== Available data ==
+++
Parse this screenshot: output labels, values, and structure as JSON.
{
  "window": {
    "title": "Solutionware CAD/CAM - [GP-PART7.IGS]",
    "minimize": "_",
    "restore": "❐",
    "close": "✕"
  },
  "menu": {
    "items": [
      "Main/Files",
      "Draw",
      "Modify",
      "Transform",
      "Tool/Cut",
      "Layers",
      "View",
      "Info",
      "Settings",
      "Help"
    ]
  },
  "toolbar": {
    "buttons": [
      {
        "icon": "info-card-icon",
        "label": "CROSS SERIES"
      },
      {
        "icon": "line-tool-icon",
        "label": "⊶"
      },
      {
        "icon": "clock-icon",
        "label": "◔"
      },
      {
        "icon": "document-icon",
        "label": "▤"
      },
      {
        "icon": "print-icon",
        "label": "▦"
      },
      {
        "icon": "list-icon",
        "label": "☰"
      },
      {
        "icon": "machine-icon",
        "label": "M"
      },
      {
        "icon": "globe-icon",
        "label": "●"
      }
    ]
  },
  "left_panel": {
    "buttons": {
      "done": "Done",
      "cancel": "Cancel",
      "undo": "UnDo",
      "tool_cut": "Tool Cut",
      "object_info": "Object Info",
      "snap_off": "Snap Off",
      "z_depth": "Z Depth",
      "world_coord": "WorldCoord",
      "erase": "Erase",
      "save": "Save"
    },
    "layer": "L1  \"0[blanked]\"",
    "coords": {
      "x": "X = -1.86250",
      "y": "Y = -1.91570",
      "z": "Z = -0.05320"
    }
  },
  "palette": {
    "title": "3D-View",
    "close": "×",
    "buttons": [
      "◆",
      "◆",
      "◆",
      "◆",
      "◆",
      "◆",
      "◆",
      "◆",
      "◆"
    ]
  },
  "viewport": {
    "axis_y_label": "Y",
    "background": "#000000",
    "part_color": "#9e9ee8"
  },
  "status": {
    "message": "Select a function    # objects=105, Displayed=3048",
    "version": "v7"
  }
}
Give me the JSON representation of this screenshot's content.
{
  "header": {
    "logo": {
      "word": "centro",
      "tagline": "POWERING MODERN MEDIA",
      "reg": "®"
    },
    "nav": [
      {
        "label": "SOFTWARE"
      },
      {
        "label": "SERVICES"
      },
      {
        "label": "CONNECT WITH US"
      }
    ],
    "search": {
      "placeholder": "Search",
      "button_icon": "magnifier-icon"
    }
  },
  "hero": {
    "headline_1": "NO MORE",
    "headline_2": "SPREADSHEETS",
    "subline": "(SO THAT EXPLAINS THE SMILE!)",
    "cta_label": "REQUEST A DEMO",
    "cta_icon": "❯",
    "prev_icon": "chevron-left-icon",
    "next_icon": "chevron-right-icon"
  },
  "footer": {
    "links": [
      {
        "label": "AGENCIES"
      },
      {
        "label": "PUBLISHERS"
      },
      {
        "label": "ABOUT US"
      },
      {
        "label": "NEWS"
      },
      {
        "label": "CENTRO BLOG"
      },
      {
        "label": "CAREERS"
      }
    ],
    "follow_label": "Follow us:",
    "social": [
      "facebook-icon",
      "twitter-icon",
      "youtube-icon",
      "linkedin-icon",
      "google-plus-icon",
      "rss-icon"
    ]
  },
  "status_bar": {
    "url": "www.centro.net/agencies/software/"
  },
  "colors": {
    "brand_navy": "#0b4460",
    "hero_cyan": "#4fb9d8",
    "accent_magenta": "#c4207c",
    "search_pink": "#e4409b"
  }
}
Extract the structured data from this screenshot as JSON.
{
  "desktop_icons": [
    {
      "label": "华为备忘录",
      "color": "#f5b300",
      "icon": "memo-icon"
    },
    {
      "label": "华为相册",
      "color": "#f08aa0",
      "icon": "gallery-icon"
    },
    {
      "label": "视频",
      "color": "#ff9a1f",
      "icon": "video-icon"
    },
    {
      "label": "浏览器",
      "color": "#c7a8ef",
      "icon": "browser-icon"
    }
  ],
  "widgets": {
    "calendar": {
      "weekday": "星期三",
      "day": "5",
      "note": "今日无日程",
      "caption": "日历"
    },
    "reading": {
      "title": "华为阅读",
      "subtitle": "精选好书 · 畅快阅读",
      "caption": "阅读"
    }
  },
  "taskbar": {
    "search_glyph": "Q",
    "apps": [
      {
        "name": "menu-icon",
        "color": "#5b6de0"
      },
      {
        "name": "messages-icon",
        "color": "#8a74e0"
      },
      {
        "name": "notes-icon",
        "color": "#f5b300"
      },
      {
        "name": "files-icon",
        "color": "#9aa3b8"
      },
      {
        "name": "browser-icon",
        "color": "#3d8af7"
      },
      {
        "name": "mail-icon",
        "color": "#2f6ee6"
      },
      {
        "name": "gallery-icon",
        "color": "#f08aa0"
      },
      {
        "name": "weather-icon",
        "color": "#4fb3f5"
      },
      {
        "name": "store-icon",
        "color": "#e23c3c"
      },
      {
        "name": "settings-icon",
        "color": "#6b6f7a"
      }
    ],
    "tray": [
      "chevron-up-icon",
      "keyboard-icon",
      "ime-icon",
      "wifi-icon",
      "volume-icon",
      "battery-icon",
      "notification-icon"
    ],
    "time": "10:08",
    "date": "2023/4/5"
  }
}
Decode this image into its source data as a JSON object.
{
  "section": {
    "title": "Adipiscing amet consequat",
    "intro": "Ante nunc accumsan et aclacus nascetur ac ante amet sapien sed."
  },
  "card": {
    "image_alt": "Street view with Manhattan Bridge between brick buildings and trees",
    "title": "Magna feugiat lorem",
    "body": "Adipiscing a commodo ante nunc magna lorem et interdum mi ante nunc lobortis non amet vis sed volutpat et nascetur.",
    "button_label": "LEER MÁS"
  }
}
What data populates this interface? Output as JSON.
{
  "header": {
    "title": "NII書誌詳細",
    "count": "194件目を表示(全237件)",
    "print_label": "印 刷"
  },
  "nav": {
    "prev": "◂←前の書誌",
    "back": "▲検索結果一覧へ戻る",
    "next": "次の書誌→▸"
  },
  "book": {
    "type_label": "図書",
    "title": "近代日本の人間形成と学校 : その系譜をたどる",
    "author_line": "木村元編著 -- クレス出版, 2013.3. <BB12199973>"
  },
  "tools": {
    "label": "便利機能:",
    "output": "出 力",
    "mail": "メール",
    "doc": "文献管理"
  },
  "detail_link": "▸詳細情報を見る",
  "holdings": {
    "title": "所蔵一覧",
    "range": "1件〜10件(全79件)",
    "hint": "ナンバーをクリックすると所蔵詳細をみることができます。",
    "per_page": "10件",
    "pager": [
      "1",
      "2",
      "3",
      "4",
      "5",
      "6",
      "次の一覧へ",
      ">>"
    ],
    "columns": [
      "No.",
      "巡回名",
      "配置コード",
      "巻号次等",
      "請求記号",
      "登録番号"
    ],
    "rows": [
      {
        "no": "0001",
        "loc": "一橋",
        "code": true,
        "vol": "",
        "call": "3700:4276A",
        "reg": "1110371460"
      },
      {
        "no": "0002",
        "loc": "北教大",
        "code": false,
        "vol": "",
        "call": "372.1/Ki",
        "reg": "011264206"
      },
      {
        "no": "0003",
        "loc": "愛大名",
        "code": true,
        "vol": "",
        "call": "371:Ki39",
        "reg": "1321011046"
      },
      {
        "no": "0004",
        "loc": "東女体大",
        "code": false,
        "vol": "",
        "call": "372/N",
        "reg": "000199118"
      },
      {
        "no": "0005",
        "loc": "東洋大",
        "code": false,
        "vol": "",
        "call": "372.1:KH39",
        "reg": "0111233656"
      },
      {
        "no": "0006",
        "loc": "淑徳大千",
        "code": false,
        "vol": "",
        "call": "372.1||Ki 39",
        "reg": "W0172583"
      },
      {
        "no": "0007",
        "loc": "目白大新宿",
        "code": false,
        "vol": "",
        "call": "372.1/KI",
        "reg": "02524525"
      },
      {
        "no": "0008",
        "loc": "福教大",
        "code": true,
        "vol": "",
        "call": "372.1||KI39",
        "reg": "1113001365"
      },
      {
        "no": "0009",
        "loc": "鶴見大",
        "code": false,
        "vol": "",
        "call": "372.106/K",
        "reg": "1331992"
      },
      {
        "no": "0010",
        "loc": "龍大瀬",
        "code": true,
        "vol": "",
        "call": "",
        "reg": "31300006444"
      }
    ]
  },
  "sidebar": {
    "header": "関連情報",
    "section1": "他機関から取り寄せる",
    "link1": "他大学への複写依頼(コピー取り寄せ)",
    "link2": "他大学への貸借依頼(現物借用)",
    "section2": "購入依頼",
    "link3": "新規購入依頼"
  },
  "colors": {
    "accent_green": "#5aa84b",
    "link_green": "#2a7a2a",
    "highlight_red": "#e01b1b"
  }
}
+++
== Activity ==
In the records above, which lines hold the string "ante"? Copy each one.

== Exercise answer ==
    "intro": "Ante nunc accumsan et aclacus nascetur ac ante amet sapien sed."
    "body": "Adipiscing a commodo ante nunc magna lorem et interdum mi ante nunc lobortis non amet vis sed volutpat et nascetur.",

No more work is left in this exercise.